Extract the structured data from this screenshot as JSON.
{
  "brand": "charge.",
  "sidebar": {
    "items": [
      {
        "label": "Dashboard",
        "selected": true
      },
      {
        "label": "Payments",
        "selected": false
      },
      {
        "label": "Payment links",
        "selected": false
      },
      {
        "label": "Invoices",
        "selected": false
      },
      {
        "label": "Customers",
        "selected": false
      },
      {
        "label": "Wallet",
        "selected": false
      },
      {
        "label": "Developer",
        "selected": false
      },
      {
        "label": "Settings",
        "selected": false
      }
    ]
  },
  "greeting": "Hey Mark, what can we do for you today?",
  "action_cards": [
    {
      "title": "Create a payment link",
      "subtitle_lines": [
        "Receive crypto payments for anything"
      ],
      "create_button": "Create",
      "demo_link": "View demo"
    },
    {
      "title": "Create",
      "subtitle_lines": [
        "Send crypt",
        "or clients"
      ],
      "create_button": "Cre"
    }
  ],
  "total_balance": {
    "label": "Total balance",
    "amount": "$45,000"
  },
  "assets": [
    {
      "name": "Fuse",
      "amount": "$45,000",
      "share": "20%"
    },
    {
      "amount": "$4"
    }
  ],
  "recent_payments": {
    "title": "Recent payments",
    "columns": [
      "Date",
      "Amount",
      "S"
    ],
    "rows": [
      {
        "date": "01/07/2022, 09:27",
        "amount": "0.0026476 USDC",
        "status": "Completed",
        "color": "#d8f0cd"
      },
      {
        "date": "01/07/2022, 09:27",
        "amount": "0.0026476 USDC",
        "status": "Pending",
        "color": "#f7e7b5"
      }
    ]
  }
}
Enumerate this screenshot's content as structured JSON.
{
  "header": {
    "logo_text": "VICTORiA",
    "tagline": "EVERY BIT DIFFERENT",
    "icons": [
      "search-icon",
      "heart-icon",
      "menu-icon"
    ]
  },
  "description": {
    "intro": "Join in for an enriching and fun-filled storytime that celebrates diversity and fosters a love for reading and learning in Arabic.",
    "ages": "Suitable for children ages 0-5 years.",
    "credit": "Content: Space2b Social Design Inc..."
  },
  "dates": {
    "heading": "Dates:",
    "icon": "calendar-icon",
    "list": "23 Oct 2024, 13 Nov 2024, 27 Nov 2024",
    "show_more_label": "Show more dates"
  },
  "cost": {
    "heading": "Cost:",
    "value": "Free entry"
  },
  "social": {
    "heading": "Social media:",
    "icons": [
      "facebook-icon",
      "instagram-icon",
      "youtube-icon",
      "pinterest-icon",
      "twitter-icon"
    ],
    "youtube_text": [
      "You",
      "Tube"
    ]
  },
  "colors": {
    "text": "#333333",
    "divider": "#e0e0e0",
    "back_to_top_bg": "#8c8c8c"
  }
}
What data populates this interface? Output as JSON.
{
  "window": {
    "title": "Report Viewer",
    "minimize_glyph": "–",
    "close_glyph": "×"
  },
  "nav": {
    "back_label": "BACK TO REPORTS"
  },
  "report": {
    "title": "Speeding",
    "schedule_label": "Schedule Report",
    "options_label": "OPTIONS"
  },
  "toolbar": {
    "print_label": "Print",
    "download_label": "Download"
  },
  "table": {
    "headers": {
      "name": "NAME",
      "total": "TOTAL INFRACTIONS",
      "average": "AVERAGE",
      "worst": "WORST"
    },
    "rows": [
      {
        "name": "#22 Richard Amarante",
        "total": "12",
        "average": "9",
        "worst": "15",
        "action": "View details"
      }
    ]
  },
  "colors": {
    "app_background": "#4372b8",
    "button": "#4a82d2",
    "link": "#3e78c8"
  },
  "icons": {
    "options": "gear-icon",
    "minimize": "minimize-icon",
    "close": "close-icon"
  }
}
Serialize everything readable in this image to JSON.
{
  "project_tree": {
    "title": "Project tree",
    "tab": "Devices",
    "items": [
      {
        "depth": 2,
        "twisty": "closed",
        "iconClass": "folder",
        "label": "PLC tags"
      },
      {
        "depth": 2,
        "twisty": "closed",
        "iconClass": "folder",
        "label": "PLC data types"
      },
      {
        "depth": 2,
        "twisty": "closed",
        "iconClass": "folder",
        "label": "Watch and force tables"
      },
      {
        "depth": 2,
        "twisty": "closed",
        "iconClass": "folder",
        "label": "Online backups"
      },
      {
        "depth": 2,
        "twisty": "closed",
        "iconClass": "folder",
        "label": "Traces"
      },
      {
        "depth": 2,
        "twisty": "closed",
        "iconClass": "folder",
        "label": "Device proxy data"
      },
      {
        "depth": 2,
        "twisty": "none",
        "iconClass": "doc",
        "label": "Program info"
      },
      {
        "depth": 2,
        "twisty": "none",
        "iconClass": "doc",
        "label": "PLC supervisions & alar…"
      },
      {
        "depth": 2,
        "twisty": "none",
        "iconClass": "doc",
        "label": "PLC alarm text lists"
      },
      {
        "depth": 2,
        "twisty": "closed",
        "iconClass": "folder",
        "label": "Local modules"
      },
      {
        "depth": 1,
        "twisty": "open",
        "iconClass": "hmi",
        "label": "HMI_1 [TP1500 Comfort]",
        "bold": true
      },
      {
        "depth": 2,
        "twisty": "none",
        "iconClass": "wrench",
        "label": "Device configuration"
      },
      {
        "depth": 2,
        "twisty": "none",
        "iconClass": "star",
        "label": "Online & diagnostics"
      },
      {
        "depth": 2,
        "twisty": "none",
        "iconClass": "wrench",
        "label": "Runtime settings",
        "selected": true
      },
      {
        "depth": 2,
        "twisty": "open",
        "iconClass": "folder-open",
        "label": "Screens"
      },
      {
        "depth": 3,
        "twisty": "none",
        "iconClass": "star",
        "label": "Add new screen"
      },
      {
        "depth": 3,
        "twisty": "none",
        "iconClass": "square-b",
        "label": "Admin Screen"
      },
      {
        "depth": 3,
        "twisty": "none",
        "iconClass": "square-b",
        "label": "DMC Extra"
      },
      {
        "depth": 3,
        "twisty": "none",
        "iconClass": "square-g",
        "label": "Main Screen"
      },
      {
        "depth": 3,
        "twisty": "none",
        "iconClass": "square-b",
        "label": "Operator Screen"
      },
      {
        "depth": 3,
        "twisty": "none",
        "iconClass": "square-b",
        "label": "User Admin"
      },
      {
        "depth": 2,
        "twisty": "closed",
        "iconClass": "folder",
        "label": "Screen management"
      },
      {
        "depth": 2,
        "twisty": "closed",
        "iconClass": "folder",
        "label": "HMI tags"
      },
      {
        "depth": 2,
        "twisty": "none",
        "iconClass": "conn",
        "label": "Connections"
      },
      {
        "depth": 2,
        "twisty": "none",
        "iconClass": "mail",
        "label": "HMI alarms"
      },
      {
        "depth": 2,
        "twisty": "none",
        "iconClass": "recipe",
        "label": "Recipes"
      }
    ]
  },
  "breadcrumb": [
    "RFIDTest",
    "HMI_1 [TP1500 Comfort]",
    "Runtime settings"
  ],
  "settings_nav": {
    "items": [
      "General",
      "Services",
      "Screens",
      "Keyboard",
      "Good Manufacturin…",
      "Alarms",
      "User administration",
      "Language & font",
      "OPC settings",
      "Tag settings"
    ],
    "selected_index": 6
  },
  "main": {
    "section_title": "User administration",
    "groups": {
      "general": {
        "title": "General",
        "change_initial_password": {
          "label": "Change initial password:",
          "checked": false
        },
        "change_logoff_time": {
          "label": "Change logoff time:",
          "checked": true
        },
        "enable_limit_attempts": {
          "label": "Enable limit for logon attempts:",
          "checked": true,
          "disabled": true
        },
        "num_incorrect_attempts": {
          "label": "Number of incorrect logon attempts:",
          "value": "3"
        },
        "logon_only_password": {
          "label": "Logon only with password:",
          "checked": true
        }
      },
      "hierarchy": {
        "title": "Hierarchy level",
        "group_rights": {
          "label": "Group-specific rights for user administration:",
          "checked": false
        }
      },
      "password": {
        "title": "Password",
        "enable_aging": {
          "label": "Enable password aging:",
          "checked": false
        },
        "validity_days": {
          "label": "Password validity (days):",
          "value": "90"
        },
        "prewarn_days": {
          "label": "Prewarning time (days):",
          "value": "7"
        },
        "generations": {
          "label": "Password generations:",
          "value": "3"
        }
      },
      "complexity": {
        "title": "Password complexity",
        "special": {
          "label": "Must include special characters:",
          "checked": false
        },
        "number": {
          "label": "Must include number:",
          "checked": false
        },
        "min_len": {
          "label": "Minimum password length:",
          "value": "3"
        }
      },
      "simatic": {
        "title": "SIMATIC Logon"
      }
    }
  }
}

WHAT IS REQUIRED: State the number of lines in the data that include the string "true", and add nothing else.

REPLY: 7